Alice Englert: What I love about Lena was she wasn’t just your typical teen -- antsy, a cliché; which I think is generally just what people write if they forgot what it was like to be young. But there is wisdom in youth and passion, nor is she written in a condescending manner, or just to be cool. These are just people with all their faults in place.

Alden Ehrenreich: Sometimes when you read scripts about teenagers, there were a lot of like, "Hey Bro! Let’s skip on down to the flip side!" All that slang that makes it hard to relate to.

Alice Englert: They would not say "skip."

Alden Ehrenreich: No, that’s just a word I made up. Well, my character Ethan, has this restlessness in wanting more out of the world than what is provided for him. He lives in this small town. He looks around this small town and hates living there. I just like that dissatisfaction, I guess I like wanting things to be bigger and better and clearer.

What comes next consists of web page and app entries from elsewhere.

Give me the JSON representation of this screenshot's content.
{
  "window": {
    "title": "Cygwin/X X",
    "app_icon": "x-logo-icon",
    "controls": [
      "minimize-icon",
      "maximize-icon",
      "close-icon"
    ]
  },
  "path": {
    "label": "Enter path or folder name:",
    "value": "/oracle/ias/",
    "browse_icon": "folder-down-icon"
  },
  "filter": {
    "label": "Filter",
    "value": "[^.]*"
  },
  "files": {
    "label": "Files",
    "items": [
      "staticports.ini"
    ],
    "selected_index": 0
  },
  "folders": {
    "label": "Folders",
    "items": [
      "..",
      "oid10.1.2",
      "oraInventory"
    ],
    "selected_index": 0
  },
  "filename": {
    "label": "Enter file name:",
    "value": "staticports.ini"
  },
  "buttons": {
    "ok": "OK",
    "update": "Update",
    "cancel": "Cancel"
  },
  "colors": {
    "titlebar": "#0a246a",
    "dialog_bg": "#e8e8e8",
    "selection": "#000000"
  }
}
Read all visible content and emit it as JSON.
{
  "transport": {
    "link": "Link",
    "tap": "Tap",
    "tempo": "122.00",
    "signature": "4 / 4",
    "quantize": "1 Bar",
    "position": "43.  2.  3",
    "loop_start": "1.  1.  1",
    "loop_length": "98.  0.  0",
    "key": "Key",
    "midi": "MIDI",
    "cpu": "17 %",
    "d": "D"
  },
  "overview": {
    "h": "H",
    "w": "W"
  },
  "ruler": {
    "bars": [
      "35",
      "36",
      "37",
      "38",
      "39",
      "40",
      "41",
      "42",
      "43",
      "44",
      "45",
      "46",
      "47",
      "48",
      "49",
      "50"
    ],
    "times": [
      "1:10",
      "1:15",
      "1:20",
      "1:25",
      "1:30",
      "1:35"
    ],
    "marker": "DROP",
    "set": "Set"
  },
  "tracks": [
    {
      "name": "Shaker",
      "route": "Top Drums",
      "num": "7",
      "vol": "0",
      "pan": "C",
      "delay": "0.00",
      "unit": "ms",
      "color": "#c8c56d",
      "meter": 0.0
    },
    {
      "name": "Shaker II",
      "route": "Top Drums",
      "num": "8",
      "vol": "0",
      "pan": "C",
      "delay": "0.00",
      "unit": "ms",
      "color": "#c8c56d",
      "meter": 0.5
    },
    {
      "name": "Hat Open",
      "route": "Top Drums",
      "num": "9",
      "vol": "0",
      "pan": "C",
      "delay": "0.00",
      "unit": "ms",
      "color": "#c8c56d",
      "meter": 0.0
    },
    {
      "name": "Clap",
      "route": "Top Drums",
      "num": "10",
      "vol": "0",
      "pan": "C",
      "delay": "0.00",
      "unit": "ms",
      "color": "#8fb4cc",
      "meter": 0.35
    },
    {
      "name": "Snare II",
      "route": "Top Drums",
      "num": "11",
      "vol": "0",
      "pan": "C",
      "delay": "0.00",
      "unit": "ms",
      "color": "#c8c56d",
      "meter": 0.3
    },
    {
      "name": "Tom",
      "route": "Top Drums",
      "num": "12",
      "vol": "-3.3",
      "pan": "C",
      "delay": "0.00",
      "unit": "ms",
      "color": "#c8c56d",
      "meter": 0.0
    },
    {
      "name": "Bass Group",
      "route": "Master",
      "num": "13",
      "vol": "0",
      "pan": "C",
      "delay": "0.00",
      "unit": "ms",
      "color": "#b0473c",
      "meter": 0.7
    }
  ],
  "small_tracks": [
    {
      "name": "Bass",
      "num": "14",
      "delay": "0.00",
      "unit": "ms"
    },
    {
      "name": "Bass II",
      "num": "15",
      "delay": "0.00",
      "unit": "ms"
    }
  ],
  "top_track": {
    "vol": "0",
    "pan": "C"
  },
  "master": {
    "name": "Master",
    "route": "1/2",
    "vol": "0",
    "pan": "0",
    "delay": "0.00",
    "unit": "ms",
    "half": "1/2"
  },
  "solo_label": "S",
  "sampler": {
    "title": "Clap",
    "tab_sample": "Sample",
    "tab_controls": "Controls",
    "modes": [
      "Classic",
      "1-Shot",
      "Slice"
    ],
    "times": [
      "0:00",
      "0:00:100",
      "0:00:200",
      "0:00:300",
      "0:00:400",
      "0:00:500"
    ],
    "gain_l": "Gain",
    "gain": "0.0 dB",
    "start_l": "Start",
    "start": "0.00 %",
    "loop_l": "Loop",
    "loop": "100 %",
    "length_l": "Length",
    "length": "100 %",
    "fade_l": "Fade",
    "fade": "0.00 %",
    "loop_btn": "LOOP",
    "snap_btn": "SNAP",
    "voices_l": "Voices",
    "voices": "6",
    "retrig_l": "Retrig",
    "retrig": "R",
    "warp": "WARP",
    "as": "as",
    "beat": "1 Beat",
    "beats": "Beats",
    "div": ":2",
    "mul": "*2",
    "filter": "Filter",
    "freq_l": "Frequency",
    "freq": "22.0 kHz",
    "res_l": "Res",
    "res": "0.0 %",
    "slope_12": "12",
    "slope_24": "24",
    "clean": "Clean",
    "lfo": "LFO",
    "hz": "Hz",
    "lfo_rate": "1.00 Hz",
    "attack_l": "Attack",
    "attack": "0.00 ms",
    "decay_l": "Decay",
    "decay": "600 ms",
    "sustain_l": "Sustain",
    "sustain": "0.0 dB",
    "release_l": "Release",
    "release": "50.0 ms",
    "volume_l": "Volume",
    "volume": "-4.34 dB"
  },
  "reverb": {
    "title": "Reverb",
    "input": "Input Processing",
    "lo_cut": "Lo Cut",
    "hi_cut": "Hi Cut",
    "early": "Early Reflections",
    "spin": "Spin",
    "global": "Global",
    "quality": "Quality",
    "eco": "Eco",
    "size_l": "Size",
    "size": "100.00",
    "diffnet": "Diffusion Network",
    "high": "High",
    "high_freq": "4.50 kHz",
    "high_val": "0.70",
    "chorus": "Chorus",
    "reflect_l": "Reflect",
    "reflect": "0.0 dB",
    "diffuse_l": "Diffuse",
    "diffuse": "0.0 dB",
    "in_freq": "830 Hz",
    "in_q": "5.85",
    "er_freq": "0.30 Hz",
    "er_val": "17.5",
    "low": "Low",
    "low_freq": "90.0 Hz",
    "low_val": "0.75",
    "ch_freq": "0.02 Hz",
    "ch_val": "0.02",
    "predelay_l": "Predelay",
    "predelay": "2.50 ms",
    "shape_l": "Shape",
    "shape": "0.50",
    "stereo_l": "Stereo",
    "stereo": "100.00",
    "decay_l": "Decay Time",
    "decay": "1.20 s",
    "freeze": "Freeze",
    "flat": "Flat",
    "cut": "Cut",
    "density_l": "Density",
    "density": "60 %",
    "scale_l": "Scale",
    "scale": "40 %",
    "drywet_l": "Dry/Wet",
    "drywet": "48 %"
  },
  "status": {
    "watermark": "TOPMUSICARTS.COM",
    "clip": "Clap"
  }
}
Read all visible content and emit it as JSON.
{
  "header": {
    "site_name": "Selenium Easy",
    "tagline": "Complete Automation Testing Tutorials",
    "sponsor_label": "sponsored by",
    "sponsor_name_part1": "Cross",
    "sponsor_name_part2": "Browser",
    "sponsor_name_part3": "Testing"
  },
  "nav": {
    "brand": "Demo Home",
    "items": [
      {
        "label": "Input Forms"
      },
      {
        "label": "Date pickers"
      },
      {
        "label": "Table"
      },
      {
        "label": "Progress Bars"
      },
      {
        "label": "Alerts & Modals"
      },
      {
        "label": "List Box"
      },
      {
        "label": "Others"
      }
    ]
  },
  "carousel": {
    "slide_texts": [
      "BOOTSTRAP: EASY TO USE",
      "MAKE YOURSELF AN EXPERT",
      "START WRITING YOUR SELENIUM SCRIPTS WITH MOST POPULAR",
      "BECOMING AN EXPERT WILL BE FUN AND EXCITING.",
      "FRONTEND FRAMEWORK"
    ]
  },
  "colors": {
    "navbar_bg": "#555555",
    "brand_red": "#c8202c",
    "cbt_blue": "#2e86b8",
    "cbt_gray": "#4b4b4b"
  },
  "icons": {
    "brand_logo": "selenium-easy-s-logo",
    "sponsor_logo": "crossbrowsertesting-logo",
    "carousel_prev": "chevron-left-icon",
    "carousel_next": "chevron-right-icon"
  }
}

EDGE: You feel that it’s something you can relate to?

Alden Ehrenreich: Yes. Within the first three pages of reading the script I knew I wanted to do the film. Because my character narrates the story, I could tell what his point of view, and attitude about the world, is. It’s like you meet somebody and you have chemistry with them. I just had chemistry with his point of view and I liked that.

Laugh is the thing

EDGE: As young actors, what qualities do you bring to your characters?

Alice Englert: That’s a new question! Youth, maybe? It’s funny, I wonder. I think what I was able to bring to her was, what I really understood was the "moving" thing (Lena was constantly being uprooted from one place to another). Those barriers that you put up when you do not spend a lot of time in one place. I understood her idea of saying "hello" was the beginning of saying "goodbye." That’s just how it is. You meet and you leave. I understood that and could relate.

Alden Ehrenreich: The authors told me that they felt that all the guys in the young adult romance genre, (jokes) which is different from adult romance...

Alice Englert: Adult romance is a lot more raunchy, right?

Alden Ehrenreich: Right. In the young adult romance genre, these male characters were these cold, aloof, mean guys, bad boys basically. What they (the filmmakers) wanted was a character that people can relate to -- a good guy who read books and was nice. So that’s what I like about the character, I found him admirable. He had good character and was a good guy. He was upbeat. I try to bring some ’upbeatness’ to it. I’ve a very upsetting and disorienting laugh that people in restaurants turn (breaks into a squeaking high pitch laugh). So I bring more of that.

Favorite scene

EDGE: What is the scene that is most memorable to you?

Alden Ehrenreich: Mine was a scene that was cut out of the movie (both laugh)

Alice Englert: Which one?

Alden Ehrenreich: The swamp. We shot in this swamp. I got to be in this boat by myself with an oar in this incredible environment with all these creatures and insects and alligators and stuff like that. It was amazing.

Alice Englert: We sat in these cinema seats that were put on a hill during this civil war flashback that they were having in the storyline. It was a scene that again, we didn’t use (in the final film). So these memories, we will just remember.

Alden Ehrenreich: We could just be making this up!

Alice Englert: They sat us there with popcorn and Coke, and we just watched Civil War re-enactments!

"Beautiful Creatures" is in theaters.


Add New Comment

Comments on Facebook